H. Kim Bottomly
H. Kim Bottomly, Wellesley’s 13th president, is the first scientist to lead the College and the first president inaugurated in the 21st century.
A Montana native, Bottomly graduated from the University of Washington with a degree in zoology and earned her doctorate in biological structure from the University of Washington School of Medicine. Before joining the Yale faculty in 1980, she did postdoctoral work in immunology at the National Institutes of Health.
A lifelong scientist and educator, Bottomly’s research has focused on the molecular and cellular factors that influence the initiation of immune responses. She pioneered studies defining cellular changes associated with allergic and asthmatic responses. Her research investigated how people respond to allergens and why inhaled allergens lead to lung injury. She has been the principal investigator on many grants from the National Institutes of Health and other research organizations, which supported her laboratory at the Yale School of Medicine. She has published more than 170 peer-reviewed articles and has lectured widely at universities in the United States and around the world.
Bottomly has served on the Immunobiology Study Section at the National Institutes of Health and the Advisory Council of the National Institute of Allergy and Infectious Diseases. She received the highly selective National Institutes of Health MERIT award. She was an editor of the scholarly journal, Immunity, and was a section editor and associate editor of the Journal of Immunology. In addition to extensive committee service for the American Association of Immunologists, she was the distinguished lecturer at its 2004 annual meeting. She has contributed to many scientific and medical advisory boards and consulted for several large pharmaceutical companies.

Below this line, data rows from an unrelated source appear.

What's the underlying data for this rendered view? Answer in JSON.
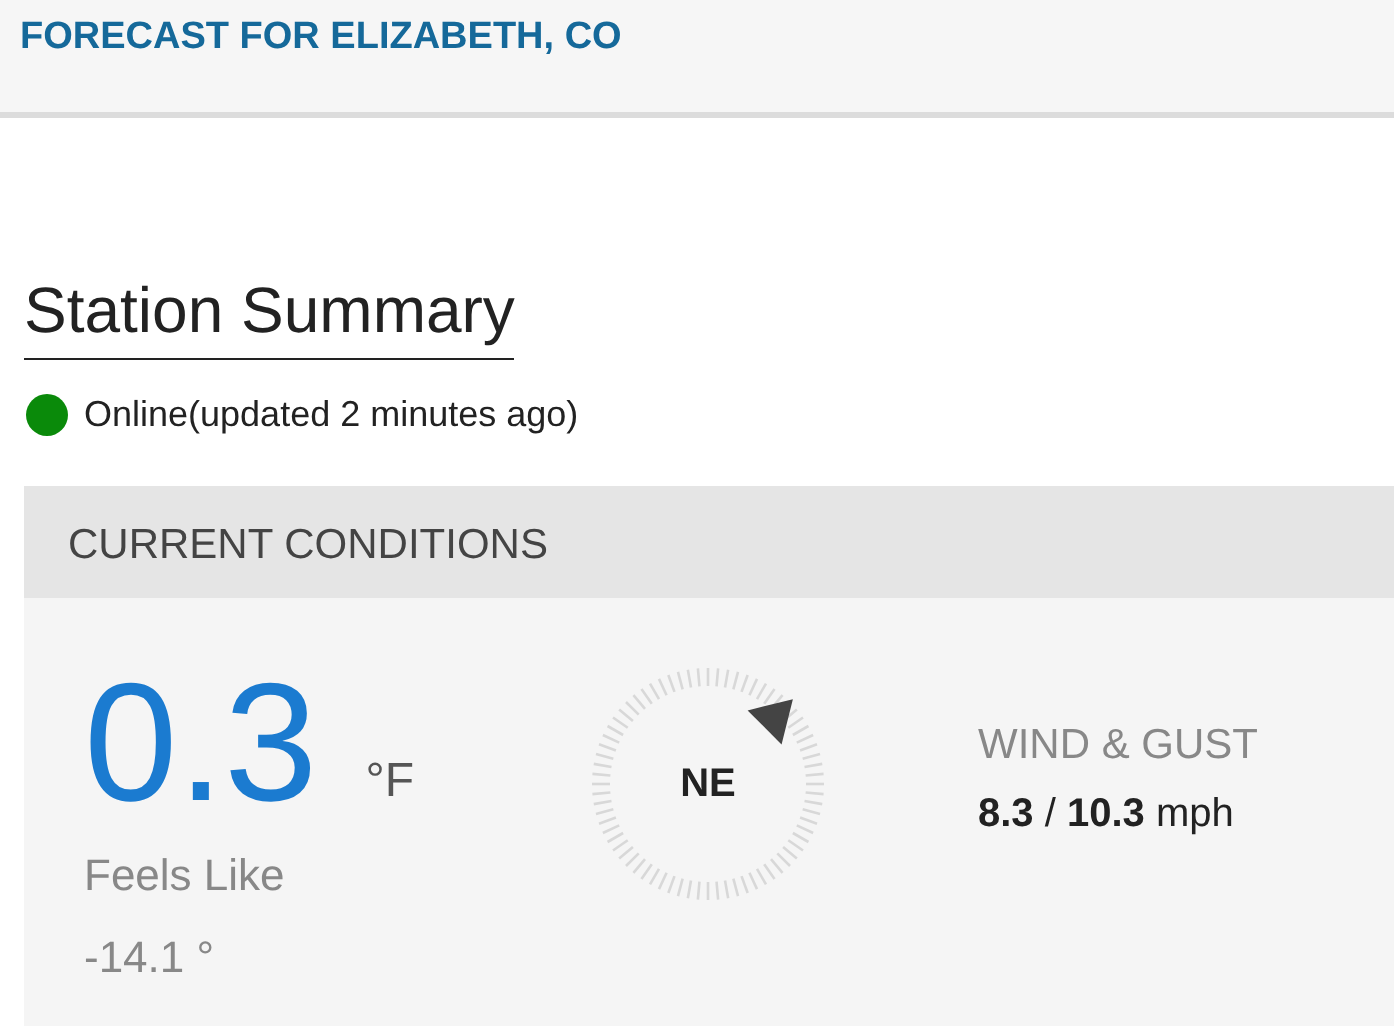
{
  "header": {
    "title": "FORECAST FOR ELIZABETH, CO"
  },
  "station": {
    "title": "Station Summary",
    "online": true,
    "status": "Online(updated 2 minutes ago)"
  },
  "conditions": {
    "heading": "CURRENT CONDITIONS",
    "temperature": "0.3",
    "unit": "°F",
    "feels_like_label": "Feels Like",
    "feels_like": "-14.1 °",
    "wind_direction": "NE",
    "wind_label": "WIND & GUST",
    "wind": "**8.3**  / **10.3** mph"
  }
}
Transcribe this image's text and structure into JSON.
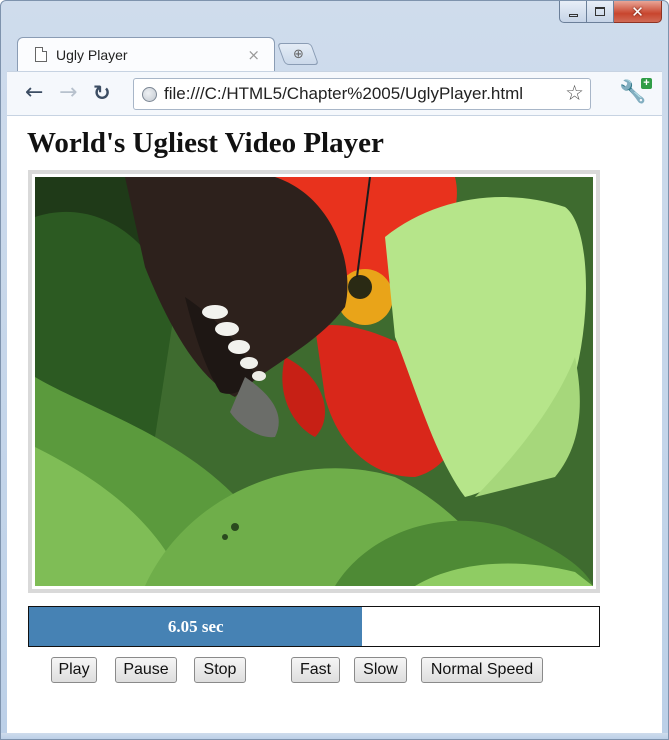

A respected educator, Bottomly served on the Yale University faculty for 27 years. In her role as deputy provost for science, technology, and faculty development at Yale, she oversaw academic, administrative, and budgetary activities for a range of departments and divisions. She initiated efforts to enhance faculty career development and spearheaded Yale’s efforts to recruit and retain women in the sciences and underrepresented minorities in all fields. An advocate for women in science, Bottomly has chaired the Committee on Status of Women of the American Association of Immunologists and the Women’s Committee of the Federation of American Societies of Experimental Biologists. She served on the steering committee for Yale’s Women Faculty Forum.
The University of Washington named her one of their “Wondrous 100,” one of the top 100 alumni of the past century. An elected member of the American Academy of Arts and Sciences and the Connecticut Academy of Science and Engineering, she serves on the Olin College of Engineering President’s Council, the Teach for America Champions’ Board, and the WGBH Board of Trustees. In 2010 she participated in the Aspen Ideas Festival and served on advisory committees of the National Cancer Advisory Board and the American Academy of Arts and Sciences. In 2011, she received an honorary degree from Japan Women’s University.
Bottomly is married to Wayne Villemez, professor emeritus of sociology at the University of Connecticut. From an earlier marriage to the late Charles Janeway, she has two daughters, a stepdaughter, and twin granddaughters.